__Instructions for the task__
Could you repeat all of the entries below word for word, apart from the pictures?

________________________

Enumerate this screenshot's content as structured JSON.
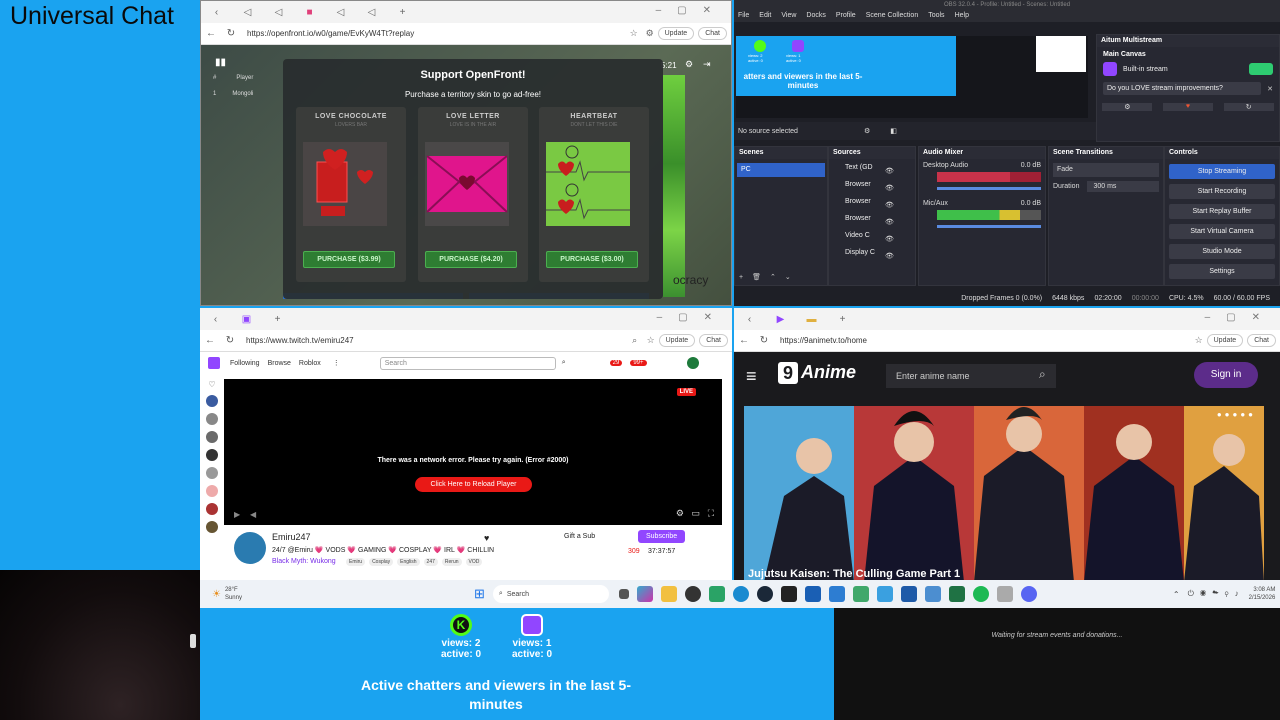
{
  "overlay": {
    "title": "Universal Chat",
    "waiting_text": "Waiting for stream events and donations...",
    "stats": [
      {
        "platform": "kick",
        "views": "views: 2",
        "active": "active: 0",
        "color": "#53fc18"
      },
      {
        "platform": "twitch",
        "views": "views: 1",
        "active": "active: 0",
        "color": "#9146ff"
      }
    ],
    "active_text": "Active chatters and viewers in the last 5-minutes"
  },
  "openfront": {
    "url": "https://openfront.io/w0/game/EvKyW4Tt?replay",
    "heading": "Support OpenFront!",
    "subheading": "Purchase a territory skin to go ad-free!",
    "timer": "5:21",
    "bg_text": "ocracy",
    "table_head": [
      "#",
      "Player"
    ],
    "table_row": [
      "1",
      "Mongoli"
    ],
    "cards": [
      {
        "title": "LOVE CHOCOLATE",
        "sub": "LOVERS BAR",
        "button": "PURCHASE ($3.99)",
        "color": "#8a2020"
      },
      {
        "title": "LOVE LETTER",
        "sub": "LOVE IS IN THE AIR",
        "button": "PURCHASE ($4.20)",
        "color": "#e0158c"
      },
      {
        "title": "HEARTBEAT",
        "sub": "DONT LET THIS DIE",
        "button": "PURCHASE ($3.00)",
        "color": "#7ac943"
      }
    ]
  },
  "browser": {
    "update_label": "Update",
    "chat_label": "Chat"
  },
  "obs": {
    "title": "OBS 32.0.4 - Profile: Untitled - Scenes: Untitled",
    "menu": [
      "File",
      "Edit",
      "View",
      "Docks",
      "Profile",
      "Scene Collection",
      "Tools",
      "Help"
    ],
    "preview_text": "atters and viewers in the last 5-minutes",
    "kick_mini": "views: 2 active: 0",
    "twitch_mini": "views: 1 active: 0",
    "no_source": "No source selected",
    "multistream_title": "Aitum Multistream",
    "main_canvas": "Main Canvas",
    "built_in": "Built-in stream",
    "love_text": "Do you LOVE stream improvements?",
    "scenes_title": "Scenes",
    "scene_item": "PC",
    "sources_title": "Sources",
    "sources": [
      "Text (GD",
      "Browser",
      "Browser",
      "Browser",
      "Video C",
      "Display C"
    ],
    "mixer_title": "Audio Mixer",
    "desktop_audio": "Desktop Audio",
    "mic": "Mic/Aux",
    "db": "0.0 dB",
    "transitions_title": "Scene Transitions",
    "fade": "Fade",
    "duration_label": "Duration",
    "duration_value": "300 ms",
    "controls_title": "Controls",
    "controls": [
      "Stop Streaming",
      "Start Recording",
      "Start Replay Buffer",
      "Start Virtual Camera",
      "Studio Mode",
      "Settings"
    ],
    "status": {
      "dropped": "Dropped Frames 0 (0.0%)",
      "kbps": "6448 kbps",
      "live_time": "02:20:00",
      "rec_time": "00:00:00",
      "cpu": "CPU: 4.5%",
      "fps": "60.00 / 60.00 FPS"
    }
  },
  "twitch": {
    "url": "https://www.twitch.tv/emiru247",
    "nav": [
      "Following",
      "Browse",
      "Roblox"
    ],
    "search_placeholder": "Search",
    "badge1": "29",
    "badge2": "99+",
    "live": "LIVE",
    "error": "There was a network error. Please try again. (Error #2000)",
    "reload": "Click Here to Reload Player",
    "channel": "Emiru247",
    "stream_title": "24/7 @Emiru 💗 VODS 💗 GAMING 💗 COSPLAY 💗 IRL 💗 CHILLIN",
    "game": "Black Myth: Wukong",
    "tags": [
      "Emiru",
      "Cosplay",
      "English",
      "247",
      "Rerun",
      "VOD"
    ],
    "gift": "Gift a Sub",
    "subscribe": "Subscribe",
    "viewers": "309",
    "uptime": "37:37:57"
  },
  "anime": {
    "url": "https://9animetv.to/home",
    "brand": "Anime",
    "search_placeholder": "Enter anime name",
    "signin": "Sign in",
    "title": "Jujutsu Kaisen: The Culling Game Part 1"
  },
  "taskbar": {
    "weather_temp": "28°F",
    "weather_desc": "Sunny",
    "search": "Search",
    "time": "3:08 AM",
    "date": "2/15/2026"
  }
}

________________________

__Output of the exercise__
Enumerate this screenshot's content as structured JSON.
{
  "overlay": {
    "title": "Universal Chat",
    "waiting_text": "Waiting for stream events and donations...",
    "stats": [
      {
        "platform": "kick",
        "views": "views: 2",
        "active": "active: 0",
        "color": "#53fc18"
      },
      {
        "platform": "twitch",
        "views": "views: 1",
        "active": "active: 0",
        "color": "#9146ff"
      }
    ],
    "active_text": "Active chatters and viewers in the last 5-minutes"
  },
  "openfront": {
    "url": "https://openfront.io/w0/game/EvKyW4Tt?replay",
    "heading": "Support OpenFront!",
    "subheading": "Purchase a territory skin to go ad-free!",
    "timer": "5:21",
    "bg_text": "ocracy",
    "table_head": [
      "#",
      "Player"
    ],
    "table_row": [
      "1",
      "Mongoli"
    ],
    "cards": [
      {
        "title": "LOVE CHOCOLATE",
        "sub": "LOVERS BAR",
        "button": "PURCHASE ($3.99)",
        "color": "#8a2020"
      },
      {
        "title": "LOVE LETTER",
        "sub": "LOVE IS IN THE AIR",
        "button": "PURCHASE ($4.20)",
        "color": "#e0158c"
      },
      {
        "title": "HEARTBEAT",
        "sub": "DONT LET THIS DIE",
        "button": "PURCHASE ($3.00)",
        "color": "#7ac943"
      }
    ]
  },
  "browser": {
    "update_label": "Update",
    "chat_label": "Chat"
  },
  "obs": {
    "title": "OBS 32.0.4 - Profile: Untitled - Scenes: Untitled",
    "menu": [
      "File",
      "Edit",
      "View",
      "Docks",
      "Profile",
      "Scene Collection",
      "Tools",
      "Help"
    ],
    "preview_text": "atters and viewers in the last 5-minutes",
    "kick_mini": "views: 2 active: 0",
    "twitch_mini": "views: 1 active: 0",
    "no_source": "No source selected",
    "multistream_title": "Aitum Multistream",
    "main_canvas": "Main Canvas",
    "built_in": "Built-in stream",
    "love_text": "Do you LOVE stream improvements?",
    "scenes_title": "Scenes",
    "scene_item": "PC",
    "sources_title": "Sources",
    "sources": [
      "Text (GD",
      "Browser",
      "Browser",
      "Browser",
      "Video C",
      "Display C"
    ],
    "mixer_title": "Audio Mixer",
    "desktop_audio": "Desktop Audio",
    "mic": "Mic/Aux",
    "db": "0.0 dB",
    "transitions_title": "Scene Transitions",
    "fade": "Fade",
    "duration_label": "Duration",
    "duration_value": "300 ms",
    "controls_title": "Controls",
    "controls": [
      "Stop Streaming",
      "Start Recording",
      "Start Replay Buffer",
      "Start Virtual Camera",
      "Studio Mode",
      "Settings"
    ],
    "status": {
      "dropped": "Dropped Frames 0 (0.0%)",
      "kbps": "6448 kbps",
      "live_time": "02:20:00",
      "rec_time": "00:00:00",
      "cpu": "CPU: 4.5%",
      "fps": "60.00 / 60.00 FPS"
    }
  },
  "twitch": {
    "url": "https://www.twitch.tv/emiru247",
    "nav": [
      "Following",
      "Browse",
      "Roblox"
    ],
    "search_placeholder": "Search",
    "badge1": "29",
    "badge2": "99+",
    "live": "LIVE",
    "error": "There was a network error. Please try again. (Error #2000)",
    "reload": "Click Here to Reload Player",
    "channel": "Emiru247",
    "stream_title": "24/7 @Emiru 💗 VODS 💗 GAMING 💗 COSPLAY 💗 IRL 💗 CHILLIN",
    "game": "Black Myth: Wukong",
    "tags": [
      "Emiru",
      "Cosplay",
      "English",
      "247",
      "Rerun",
      "VOD"
    ],
    "gift": "Gift a Sub",
    "subscribe": "Subscribe",
    "viewers": "309",
    "uptime": "37:37:57"
  },
  "anime": {
    "url": "https://9animetv.to/home",
    "brand": "Anime",
    "search_placeholder": "Enter anime name",
    "signin": "Sign in",
    "title": "Jujutsu Kaisen: The Culling Game Part 1"
  },
  "taskbar": {
    "weather_temp": "28°F",
    "weather_desc": "Sunny",
    "search": "Search",
    "time": "3:08 AM",
    "date": "2/15/2026"
  }
}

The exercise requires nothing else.